Yes, there is evil in the world and yes, there is conflict and pain. But God’s love and faithfulness surround us. Therefore, we can “rejoice in the Lord… and give thanks to his holy name.” And so, writes James Luther Mays, “The real message of the psalm” comes in its third part. The Psalm proclaims “God’s reign [which] offers the righteous hope in their opposition to evil. When the kingdom of God is proclaimed, the righteous takes courage.”4

Two themes pervade Psalm 97; first, the theme of rejoicing. There is joy for the earth, for God’s own people and for all the righteous (97:1, 8, 11-12). The second theme is that of righteousness (God’s righteousness in 97:2, 6, and human righteousness in 97:11-12). As the New Interpreter’s Bible puts it, “those who submit themselves to God’s rule will derive their character from God’s character.

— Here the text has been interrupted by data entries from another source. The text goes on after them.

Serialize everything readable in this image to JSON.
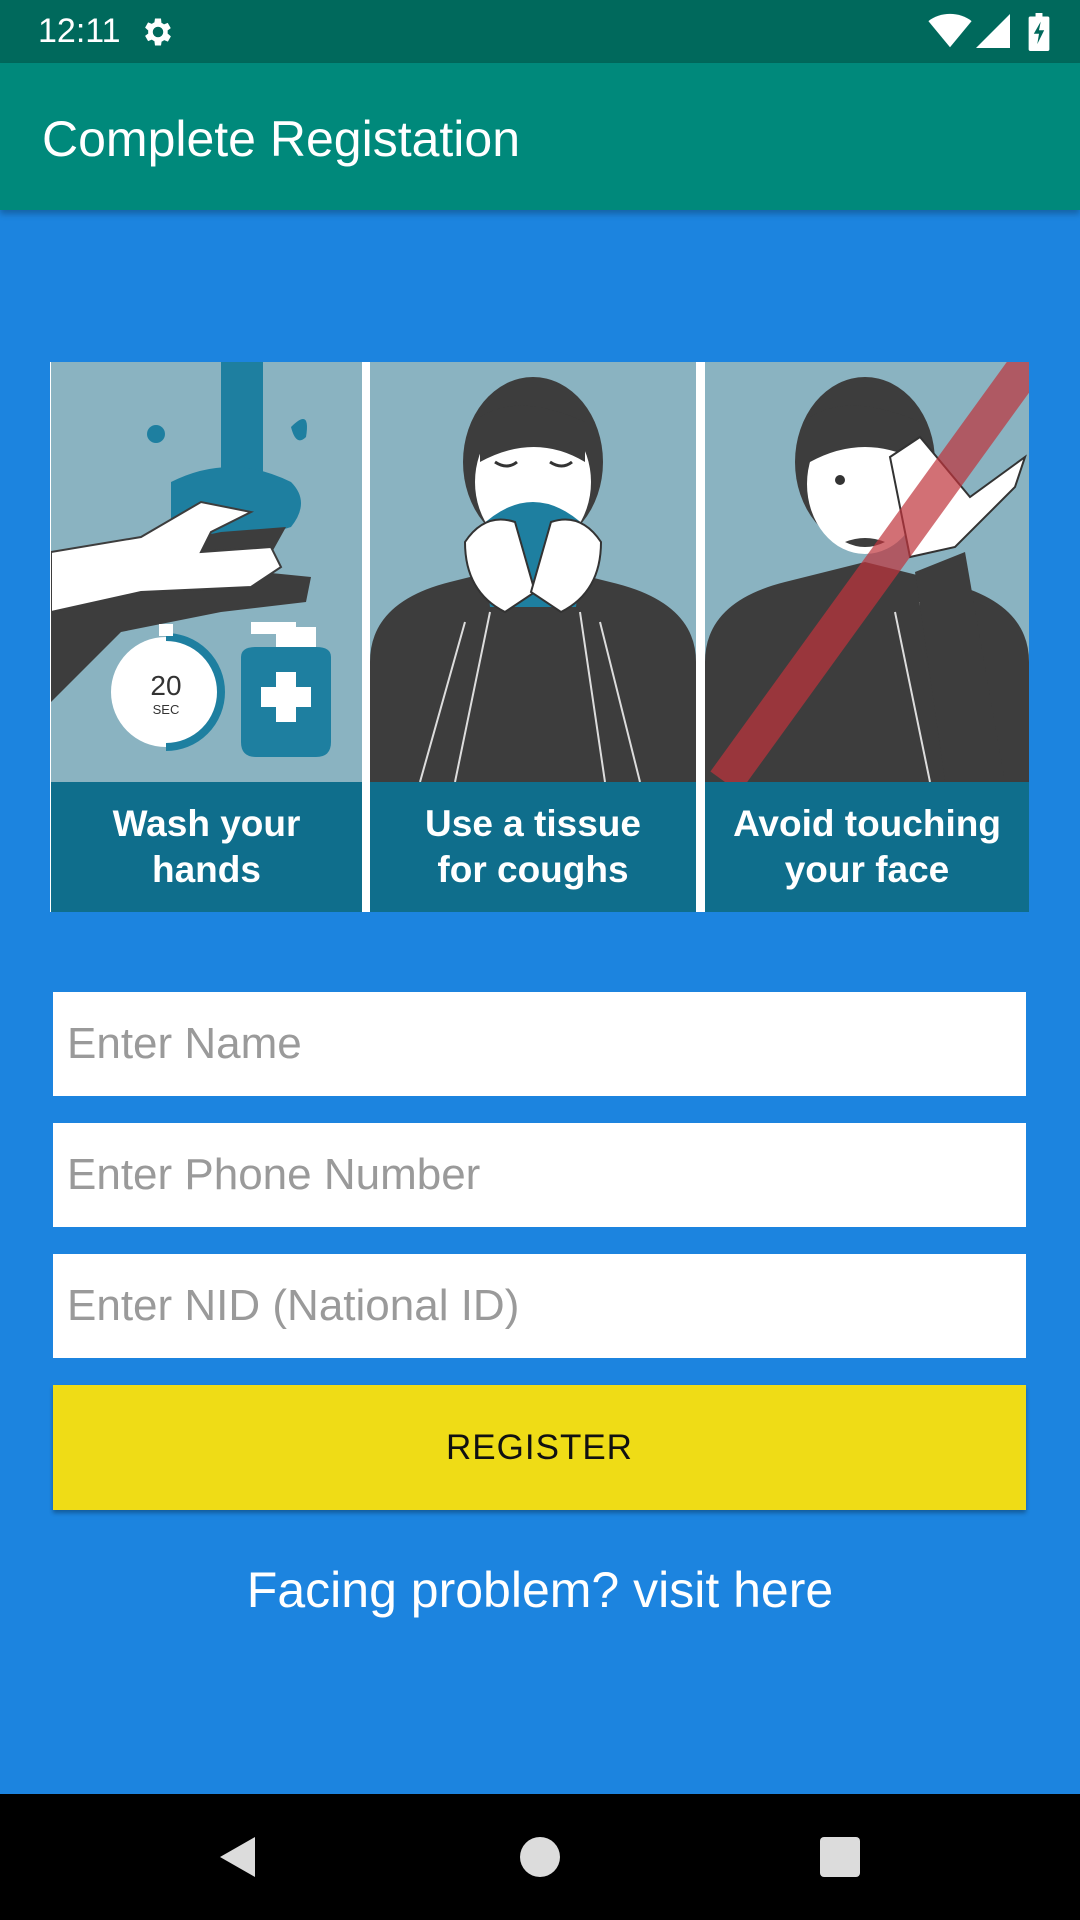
{
  "status_bar": {
    "time": "12:11",
    "icons": [
      "settings-gear-icon",
      "wifi-icon",
      "cell-signal-icon",
      "battery-charging-icon"
    ]
  },
  "app_bar": {
    "title": "Complete Registation"
  },
  "banner": {
    "panels": [
      {
        "caption": "Wash your\nhands",
        "timer_number": "20",
        "timer_unit": "SEC"
      },
      {
        "caption": "Use a tissue\nfor coughs"
      },
      {
        "caption": "Avoid touching\nyour face"
      }
    ],
    "colors": {
      "art_bg": "#8ab3c1",
      "caption_bg": "#0f6e8c",
      "accent": "#1e7fa0"
    }
  },
  "form": {
    "name_placeholder": "Enter Name",
    "phone_placeholder": "Enter Phone Number",
    "nid_placeholder": "Enter NID (National ID)",
    "register_label": "REGISTER",
    "help_text": "Facing problem? visit here"
  },
  "nav": {
    "icons": [
      "back-icon",
      "home-icon",
      "recents-icon"
    ]
  },
  "colors": {
    "status_bar": "#00695c",
    "app_bar": "#00897b",
    "background": "#1c84df",
    "button": "#efdc16"
  }
}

Because God rules, there is the possibility that people can be righteous too.”5

In the context of the lectionary texts for Easter 7, Psalm 97 is a team player. For example, in Acts 16:16-18, Paul casts out a “spirit of divination” from a slave girl (similar to Psalm 97:7 in which all gods bow down before the one true God). In the Acts 16 story, owners of the slave are angry that Paul has cast out the spirit of divination, from which they were making money. So Paul and Silas are beaten and jailed (Acts 16:22-24).

But not for long, for earthquake shakes the foundations of the prison and breaks their chains open (16:26). This reminds one of the trembling of the earth in Psalm 97:4. In Paul and Silas’ story “light dawns for the righteous” (Psalm 97:11). This theme of light dawning is found also in Revelation 22:16, where Jesus says, “I am… the bright and morning star.” And in John 17:24, Jesus prays that we may see his glory. Psalm 97 proclaims God’s glory to the earth and all its people.

Psalm lends itself very well to a three-step sermon.

  • Step 1: God shows up (the glory of nature, the mystery of incarnation, the suffering of the cross, the wonder of resurrection and the glory of ascension).
  • Step 2: we respond (faith and unbelief, or a mix). Here one could speak directly to experiences of the congregation or community.
  • Step 3: God is with us, loving, guarding, rescuing. The sermon starts on a high note, goes down into the valley, and then comes back up again with the promise that “Light dawns for the righteous.” But God is with us, loving, guiding, rescuing us, giving us light and hope.

“Joyful, Joyful We Adore Thee” (ELW 836)
“Immortal, invisible, God only wise.” (ELW 834)
“Jesus shall reign” “Alleluia! Sing to Jesus” (ELW 392)

1New Interpreter’s Bible, vol. 4 (Nashville: Abingdon Press, 1996), 1068.

2Ibid., 1070.

3James Luther Mays, Psalms (Louisville: Westminster John Knox, 1994), 311.

4Ibid., 312.

5New Interpreter’s Bible, 1068.